## Exercise directions
Repeat the entries below exactly and in full.

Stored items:
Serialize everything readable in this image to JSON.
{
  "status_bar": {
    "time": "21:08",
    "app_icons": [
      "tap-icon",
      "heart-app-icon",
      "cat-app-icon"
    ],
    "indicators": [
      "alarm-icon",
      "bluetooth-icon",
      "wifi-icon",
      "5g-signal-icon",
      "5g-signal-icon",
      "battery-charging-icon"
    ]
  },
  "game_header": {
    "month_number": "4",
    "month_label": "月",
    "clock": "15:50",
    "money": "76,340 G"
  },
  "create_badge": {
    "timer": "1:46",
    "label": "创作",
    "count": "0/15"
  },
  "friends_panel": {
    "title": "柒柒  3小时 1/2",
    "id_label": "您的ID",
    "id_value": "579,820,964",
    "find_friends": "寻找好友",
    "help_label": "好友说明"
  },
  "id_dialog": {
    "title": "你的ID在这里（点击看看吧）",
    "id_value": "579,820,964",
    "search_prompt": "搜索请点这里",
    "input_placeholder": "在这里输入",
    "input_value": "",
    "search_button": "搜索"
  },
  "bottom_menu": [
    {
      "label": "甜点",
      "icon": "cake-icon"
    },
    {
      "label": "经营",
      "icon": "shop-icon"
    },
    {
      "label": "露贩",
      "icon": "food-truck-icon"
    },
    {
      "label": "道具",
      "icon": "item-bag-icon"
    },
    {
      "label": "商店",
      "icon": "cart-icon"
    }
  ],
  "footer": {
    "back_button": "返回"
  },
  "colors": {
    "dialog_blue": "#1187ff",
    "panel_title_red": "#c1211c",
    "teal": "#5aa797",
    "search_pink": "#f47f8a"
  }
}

## Answer section
Serialize everything readable in this image to JSON.
{
  "status_bar": {
    "time": "21:08",
    "app_icons": [
      "tap-icon",
      "heart-app-icon",
      "cat-app-icon"
    ],
    "indicators": [
      "alarm-icon",
      "bluetooth-icon",
      "wifi-icon",
      "5g-signal-icon",
      "5g-signal-icon",
      "battery-charging-icon"
    ]
  },
  "game_header": {
    "month_number": "4",
    "month_label": "月",
    "clock": "15:50",
    "money": "76,340 G"
  },
  "create_badge": {
    "timer": "1:46",
    "label": "创作",
    "count": "0/15"
  },
  "friends_panel": {
    "title": "柒柒  3小时 1/2",
    "id_label": "您的ID",
    "id_value": "579,820,964",
    "find_friends": "寻找好友",
    "help_label": "好友说明"
  },
  "id_dialog": {
    "title": "你的ID在这里（点击看看吧）",
    "id_value": "579,820,964",
    "search_prompt": "搜索请点这里",
    "input_placeholder": "在这里输入",
    "input_value": "",
    "search_button": "搜索"
  },
  "bottom_menu": [
    {
      "label": "甜点",
      "icon": "cake-icon"
    },
    {
      "label": "经营",
      "icon": "shop-icon"
    },
    {
      "label": "露贩",
      "icon": "food-truck-icon"
    },
    {
      "label": "道具",
      "icon": "item-bag-icon"
    },
    {
      "label": "商店",
      "icon": "cart-icon"
    }
  ],
  "footer": {
    "back_button": "返回"
  },
  "colors": {
    "dialog_blue": "#1187ff",
    "panel_title_red": "#c1211c",
    "teal": "#5aa797",
    "search_pink": "#f47f8a"
  }
}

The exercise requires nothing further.